▶ [What you have to do]: Report each line of the entries below that includes "method".

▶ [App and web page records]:

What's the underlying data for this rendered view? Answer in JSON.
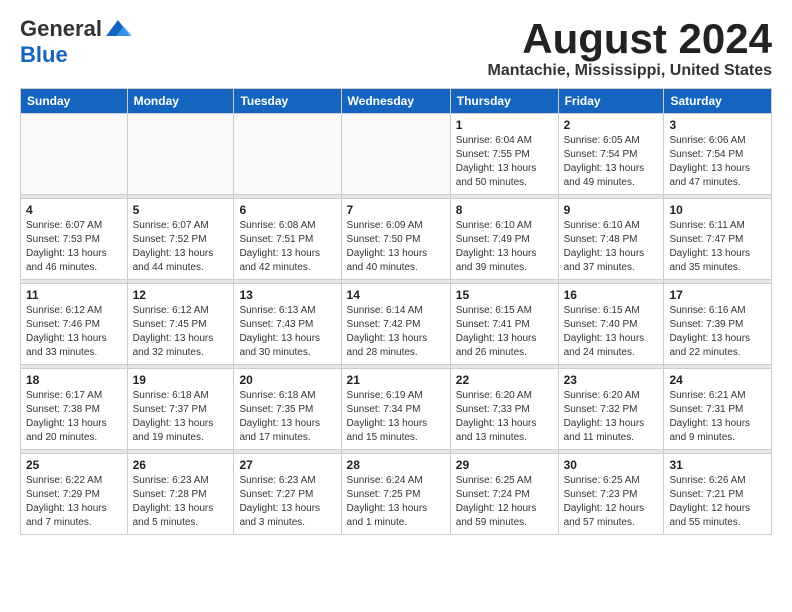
{
  "logo": {
    "general": "General",
    "blue": "Blue"
  },
  "header": {
    "month_year": "August 2024",
    "location": "Mantachie, Mississippi, United States"
  },
  "weekdays": [
    "Sunday",
    "Monday",
    "Tuesday",
    "Wednesday",
    "Thursday",
    "Friday",
    "Saturday"
  ],
  "weeks": [
    [
      {
        "day": "",
        "info": ""
      },
      {
        "day": "",
        "info": ""
      },
      {
        "day": "",
        "info": ""
      },
      {
        "day": "",
        "info": ""
      },
      {
        "day": "1",
        "info": "Sunrise: 6:04 AM\nSunset: 7:55 PM\nDaylight: 13 hours\nand 50 minutes."
      },
      {
        "day": "2",
        "info": "Sunrise: 6:05 AM\nSunset: 7:54 PM\nDaylight: 13 hours\nand 49 minutes."
      },
      {
        "day": "3",
        "info": "Sunrise: 6:06 AM\nSunset: 7:54 PM\nDaylight: 13 hours\nand 47 minutes."
      }
    ],
    [
      {
        "day": "4",
        "info": "Sunrise: 6:07 AM\nSunset: 7:53 PM\nDaylight: 13 hours\nand 46 minutes."
      },
      {
        "day": "5",
        "info": "Sunrise: 6:07 AM\nSunset: 7:52 PM\nDaylight: 13 hours\nand 44 minutes."
      },
      {
        "day": "6",
        "info": "Sunrise: 6:08 AM\nSunset: 7:51 PM\nDaylight: 13 hours\nand 42 minutes."
      },
      {
        "day": "7",
        "info": "Sunrise: 6:09 AM\nSunset: 7:50 PM\nDaylight: 13 hours\nand 40 minutes."
      },
      {
        "day": "8",
        "info": "Sunrise: 6:10 AM\nSunset: 7:49 PM\nDaylight: 13 hours\nand 39 minutes."
      },
      {
        "day": "9",
        "info": "Sunrise: 6:10 AM\nSunset: 7:48 PM\nDaylight: 13 hours\nand 37 minutes."
      },
      {
        "day": "10",
        "info": "Sunrise: 6:11 AM\nSunset: 7:47 PM\nDaylight: 13 hours\nand 35 minutes."
      }
    ],
    [
      {
        "day": "11",
        "info": "Sunrise: 6:12 AM\nSunset: 7:46 PM\nDaylight: 13 hours\nand 33 minutes."
      },
      {
        "day": "12",
        "info": "Sunrise: 6:12 AM\nSunset: 7:45 PM\nDaylight: 13 hours\nand 32 minutes."
      },
      {
        "day": "13",
        "info": "Sunrise: 6:13 AM\nSunset: 7:43 PM\nDaylight: 13 hours\nand 30 minutes."
      },
      {
        "day": "14",
        "info": "Sunrise: 6:14 AM\nSunset: 7:42 PM\nDaylight: 13 hours\nand 28 minutes."
      },
      {
        "day": "15",
        "info": "Sunrise: 6:15 AM\nSunset: 7:41 PM\nDaylight: 13 hours\nand 26 minutes."
      },
      {
        "day": "16",
        "info": "Sunrise: 6:15 AM\nSunset: 7:40 PM\nDaylight: 13 hours\nand 24 minutes."
      },
      {
        "day": "17",
        "info": "Sunrise: 6:16 AM\nSunset: 7:39 PM\nDaylight: 13 hours\nand 22 minutes."
      }
    ],
    [
      {
        "day": "18",
        "info": "Sunrise: 6:17 AM\nSunset: 7:38 PM\nDaylight: 13 hours\nand 20 minutes."
      },
      {
        "day": "19",
        "info": "Sunrise: 6:18 AM\nSunset: 7:37 PM\nDaylight: 13 hours\nand 19 minutes."
      },
      {
        "day": "20",
        "info": "Sunrise: 6:18 AM\nSunset: 7:35 PM\nDaylight: 13 hours\nand 17 minutes."
      },
      {
        "day": "21",
        "info": "Sunrise: 6:19 AM\nSunset: 7:34 PM\nDaylight: 13 hours\nand 15 minutes."
      },
      {
        "day": "22",
        "info": "Sunrise: 6:20 AM\nSunset: 7:33 PM\nDaylight: 13 hours\nand 13 minutes."
      },
      {
        "day": "23",
        "info": "Sunrise: 6:20 AM\nSunset: 7:32 PM\nDaylight: 13 hours\nand 11 minutes."
      },
      {
        "day": "24",
        "info": "Sunrise: 6:21 AM\nSunset: 7:31 PM\nDaylight: 13 hours\nand 9 minutes."
      }
    ],
    [
      {
        "day": "25",
        "info": "Sunrise: 6:22 AM\nSunset: 7:29 PM\nDaylight: 13 hours\nand 7 minutes."
      },
      {
        "day": "26",
        "info": "Sunrise: 6:23 AM\nSunset: 7:28 PM\nDaylight: 13 hours\nand 5 minutes."
      },
      {
        "day": "27",
        "info": "Sunrise: 6:23 AM\nSunset: 7:27 PM\nDaylight: 13 hours\nand 3 minutes."
      },
      {
        "day": "28",
        "info": "Sunrise: 6:24 AM\nSunset: 7:25 PM\nDaylight: 13 hours\nand 1 minute."
      },
      {
        "day": "29",
        "info": "Sunrise: 6:25 AM\nSunset: 7:24 PM\nDaylight: 12 hours\nand 59 minutes."
      },
      {
        "day": "30",
        "info": "Sunrise: 6:25 AM\nSunset: 7:23 PM\nDaylight: 12 hours\nand 57 minutes."
      },
      {
        "day": "31",
        "info": "Sunrise: 6:26 AM\nSunset: 7:21 PM\nDaylight: 12 hours\nand 55 minutes."
      }
    ]
  ]
}
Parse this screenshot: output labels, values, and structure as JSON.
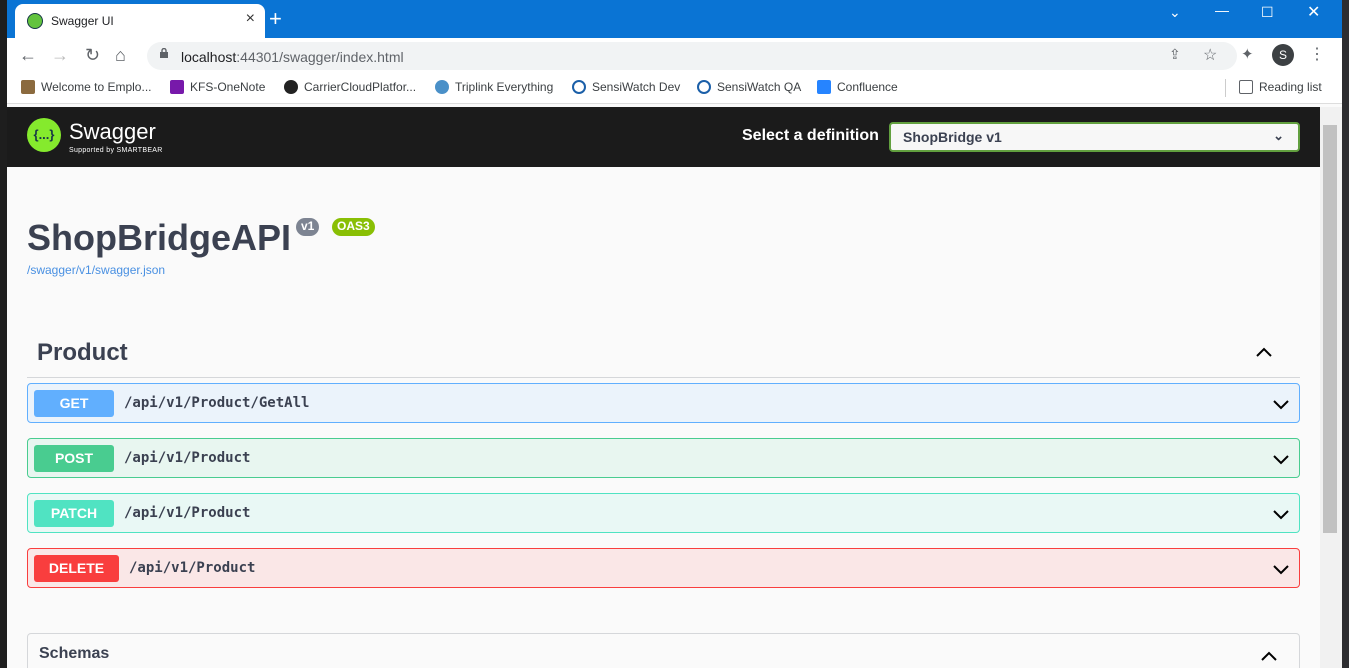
{
  "browser": {
    "tab_title": "Swagger UI",
    "url_host": "localhost",
    "url_rest": ":44301/swagger/index.html",
    "profile_initial": "S",
    "bookmarks": [
      "Welcome to Emplo...",
      "KFS-OneNote",
      "CarrierCloudPlatfor...",
      "Triplink Everything",
      "SensiWatch Dev",
      "SensiWatch QA",
      "Confluence"
    ],
    "reading_list": "Reading list"
  },
  "swagger": {
    "logo_name": "Swagger",
    "logo_sub": "Supported by SMARTBEAR",
    "definition_label": "Select a definition",
    "definition_value": "ShopBridge v1",
    "api_title": "ShopBridgeAPI",
    "version_badge": "v1",
    "oas_badge": "OAS3",
    "spec_link": "/swagger/v1/swagger.json",
    "tag": "Product",
    "operations": [
      {
        "method": "GET",
        "path": "/api/v1/Product/GetAll"
      },
      {
        "method": "POST",
        "path": "/api/v1/Product"
      },
      {
        "method": "PATCH",
        "path": "/api/v1/Product"
      },
      {
        "method": "DELETE",
        "path": "/api/v1/Product"
      }
    ],
    "schemas_title": "Schemas"
  },
  "colors": {
    "get": "#61affe",
    "post": "#49cc90",
    "patch": "#50e3c2",
    "delete": "#f93e3e",
    "accent": "#85ea2d"
  }
}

▶ [Finished task]:
        "method": "GET",
        "method": "POST",
        "method": "PATCH",
        "method": "DELETE",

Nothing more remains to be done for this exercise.